* _What is expected_
Search the data for the string "JSON" and copy each line in which it appears.

[Element data from apps and pages]
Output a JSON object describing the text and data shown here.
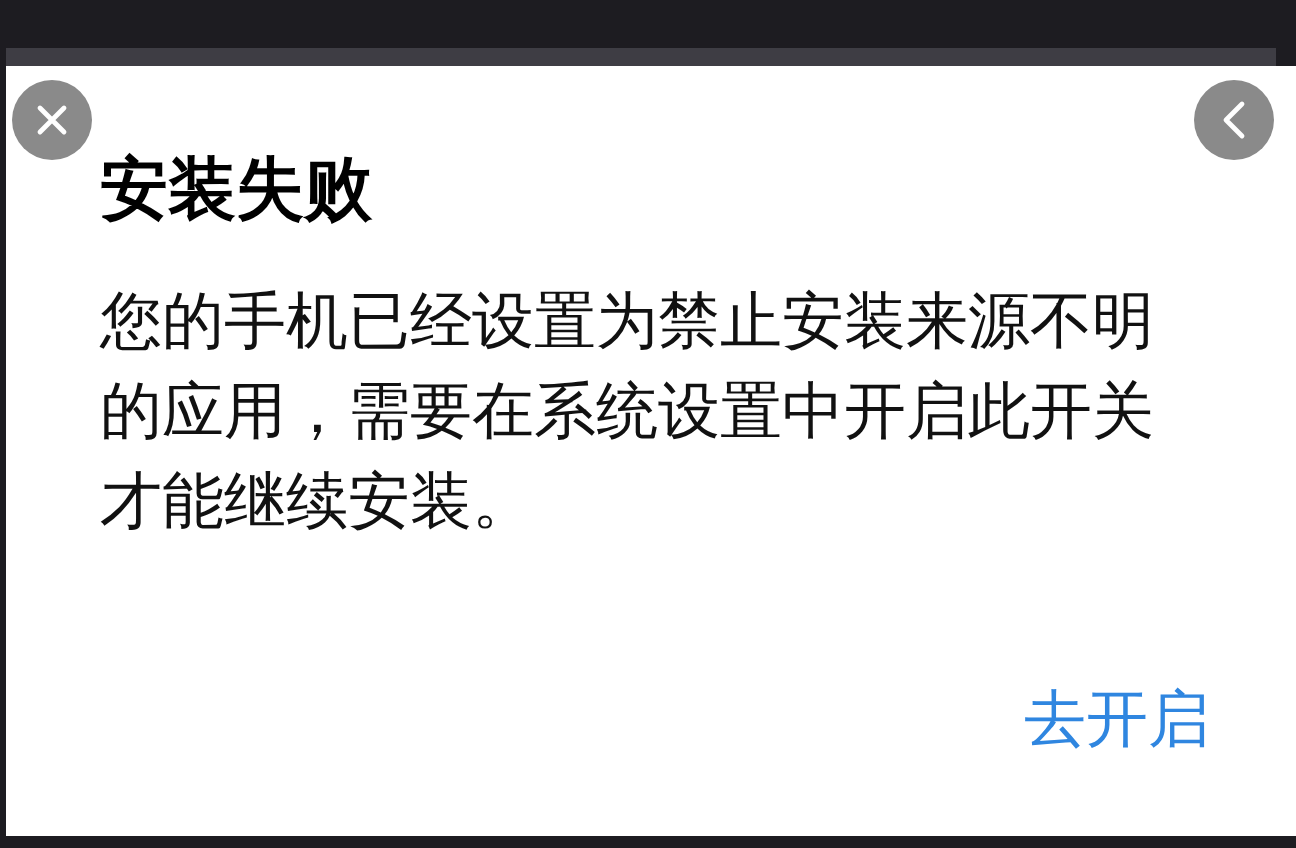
{
  "dialog": {
    "title": "安装失败",
    "message": "您的手机已经设置为禁止安装来源不明的应用，需要在系统设置中开启此开关才能继续安装。",
    "action": "去开启"
  }
}
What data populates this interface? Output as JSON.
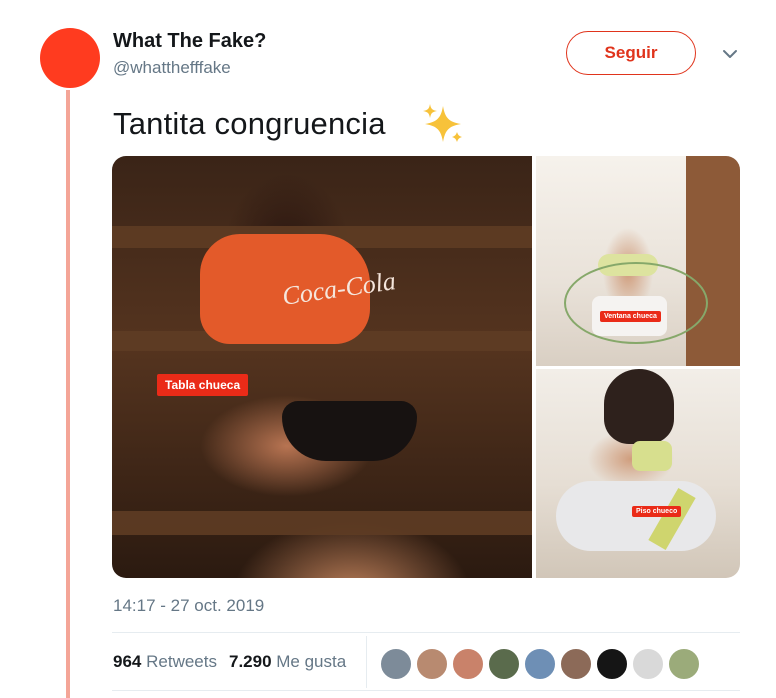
{
  "author": {
    "name": "What The Fake?",
    "handle": "@whatthefffake",
    "avatar_color": "#ff3b1f"
  },
  "follow_button": {
    "label": "Seguir",
    "color": "#e0341c"
  },
  "menu_icon": "chevron-down-icon",
  "tweet": {
    "text": "Tantita congruencia",
    "emoji_icon": "sparkles-icon",
    "timestamp": "14:17 - 27 oct. 2019"
  },
  "media": {
    "photos": [
      {
        "label": "Tabla chueca",
        "logo_text": "Coca-Cola"
      },
      {
        "label": "Ventana chueca"
      },
      {
        "label": "Piso chueco"
      }
    ]
  },
  "stats": {
    "retweets_count": "964",
    "retweets_label": "Retweets",
    "likes_count": "7.290",
    "likes_label": "Me gusta"
  },
  "likers": [
    {
      "color": "#7d8b99"
    },
    {
      "color": "#b88a70"
    },
    {
      "color": "#c9826a"
    },
    {
      "color": "#5a6b4c"
    },
    {
      "color": "#6e8fb5"
    },
    {
      "color": "#8c6a58"
    },
    {
      "color": "#151515"
    },
    {
      "color": "#d9d9d9"
    },
    {
      "color": "#9bab7a"
    }
  ],
  "colors": {
    "accent": "#e0341c",
    "thread_line": "#f4a597",
    "secondary_text": "#657786"
  }
}
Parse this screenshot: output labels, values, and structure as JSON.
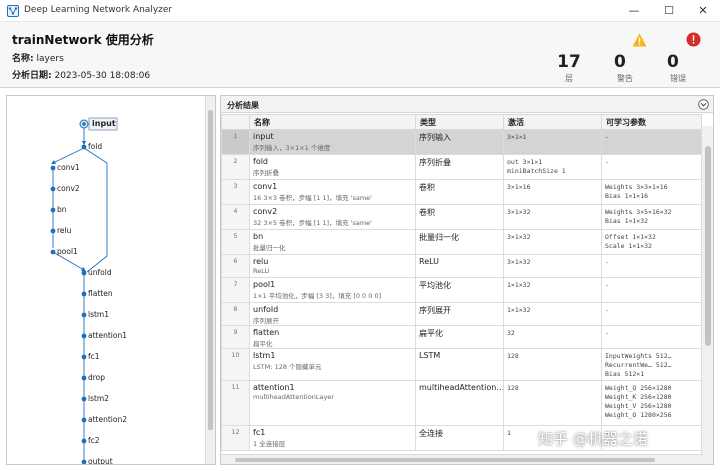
{
  "window": {
    "title": "Deep Learning Network Analyzer",
    "minimize": "—",
    "maximize": "☐",
    "close": "✕"
  },
  "header": {
    "title": "trainNetwork 使用分析",
    "name_label": "名称:",
    "name_value": "layers",
    "date_label": "分析日期:",
    "date_value": "2023-05-30 18:08:06"
  },
  "summary": {
    "layers": {
      "count": "17",
      "label": "层"
    },
    "warnings": {
      "count": "0",
      "label": "警告"
    },
    "errors": {
      "count": "0",
      "label": "错误"
    }
  },
  "graph": {
    "input_label": "input",
    "branch_nodes": [
      "conv1",
      "conv2",
      "bn",
      "relu",
      "pool1"
    ],
    "main_nodes": [
      "fold",
      "unfold",
      "flatten",
      "lstm1",
      "attention1",
      "fc1",
      "drop",
      "lstm2",
      "attention2",
      "fc2",
      "output"
    ]
  },
  "results": {
    "title": "分析结果",
    "columns": [
      "",
      "名称",
      "类型",
      "激活",
      "可学习参数"
    ],
    "rows": [
      {
        "num": "1",
        "name": "input",
        "desc": "序列输入，3×1×1 个维度",
        "type": "序列输入",
        "act": [
          "3×1×1"
        ],
        "params": [
          "-"
        ]
      },
      {
        "num": "2",
        "name": "fold",
        "desc": "序列折叠",
        "type": "序列折叠",
        "act": [
          "out          3×1×1",
          "miniBatchSize  1"
        ],
        "params": [
          "-"
        ]
      },
      {
        "num": "3",
        "name": "conv1",
        "desc": "16 3×3 卷积，步幅 [1 1]，填充 'same'",
        "type": "卷积",
        "act": [
          "3×1×16"
        ],
        "params": [
          "Weights  3×3×1×16",
          "Bias     1×1×16"
        ]
      },
      {
        "num": "4",
        "name": "conv2",
        "desc": "32 3×5 卷积，步幅 [1 1]，填充 'same'",
        "type": "卷积",
        "act": [
          "3×1×32"
        ],
        "params": [
          "Weights  3×5×16×32",
          "Bias     1×1×32"
        ]
      },
      {
        "num": "5",
        "name": "bn",
        "desc": "批量归一化",
        "type": "批量归一化",
        "act": [
          "3×1×32"
        ],
        "params": [
          "Offset  1×1×32",
          "Scale   1×1×32"
        ]
      },
      {
        "num": "6",
        "name": "relu",
        "desc": "ReLU",
        "type": "ReLU",
        "act": [
          "3×1×32"
        ],
        "params": [
          "-"
        ]
      },
      {
        "num": "7",
        "name": "pool1",
        "desc": "1×1 平均池化，步幅 [3 3]，填充 [0 0 0 0]",
        "type": "平均池化",
        "act": [
          "1×1×32"
        ],
        "params": [
          "-"
        ]
      },
      {
        "num": "8",
        "name": "unfold",
        "desc": "序列展开",
        "type": "序列展开",
        "act": [
          "1×1×32"
        ],
        "params": [
          "-"
        ]
      },
      {
        "num": "9",
        "name": "flatten",
        "desc": "扁平化",
        "type": "扁平化",
        "act": [
          "32"
        ],
        "params": [
          "-"
        ]
      },
      {
        "num": "10",
        "name": "lstm1",
        "desc": "LSTM: 128 个隐藏单元",
        "type": "LSTM",
        "act": [
          "128"
        ],
        "params": [
          "InputWeights     512…",
          "RecurrentWe…     512…",
          "Bias             512×1"
        ]
      },
      {
        "num": "11",
        "name": "attention1",
        "desc": "multiheadAttentionLayer",
        "type": "multiheadAttention…",
        "act": [
          "128"
        ],
        "params": [
          "Weight_Q  256×1280",
          "Weight_K  256×1280",
          "Weight_V  256×1280",
          "Weight_O  1280×256"
        ]
      },
      {
        "num": "12",
        "name": "fc1",
        "desc": "1 全连接层",
        "type": "全连接",
        "act": [
          "1"
        ],
        "params": [
          "-"
        ]
      }
    ]
  },
  "watermark": "知乎 @机器之诺",
  "colors": {
    "accent_blue": "#1f6fbf",
    "warning_yellow": "#f2b51b",
    "error_red": "#d42b2b",
    "selected_row": "#d4d4d4"
  },
  "icons": {
    "app": "network-analyzer-icon",
    "warning": "warning-triangle-icon",
    "error": "error-circle-icon",
    "collapse": "chevron-down-circle-icon"
  }
}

* _Answer for this exercise_
Output a JSON object describing the text and data shown here.
What data populates this interface? Output as JSON.
Parse this screenshot: output labels, values, and structure as JSON.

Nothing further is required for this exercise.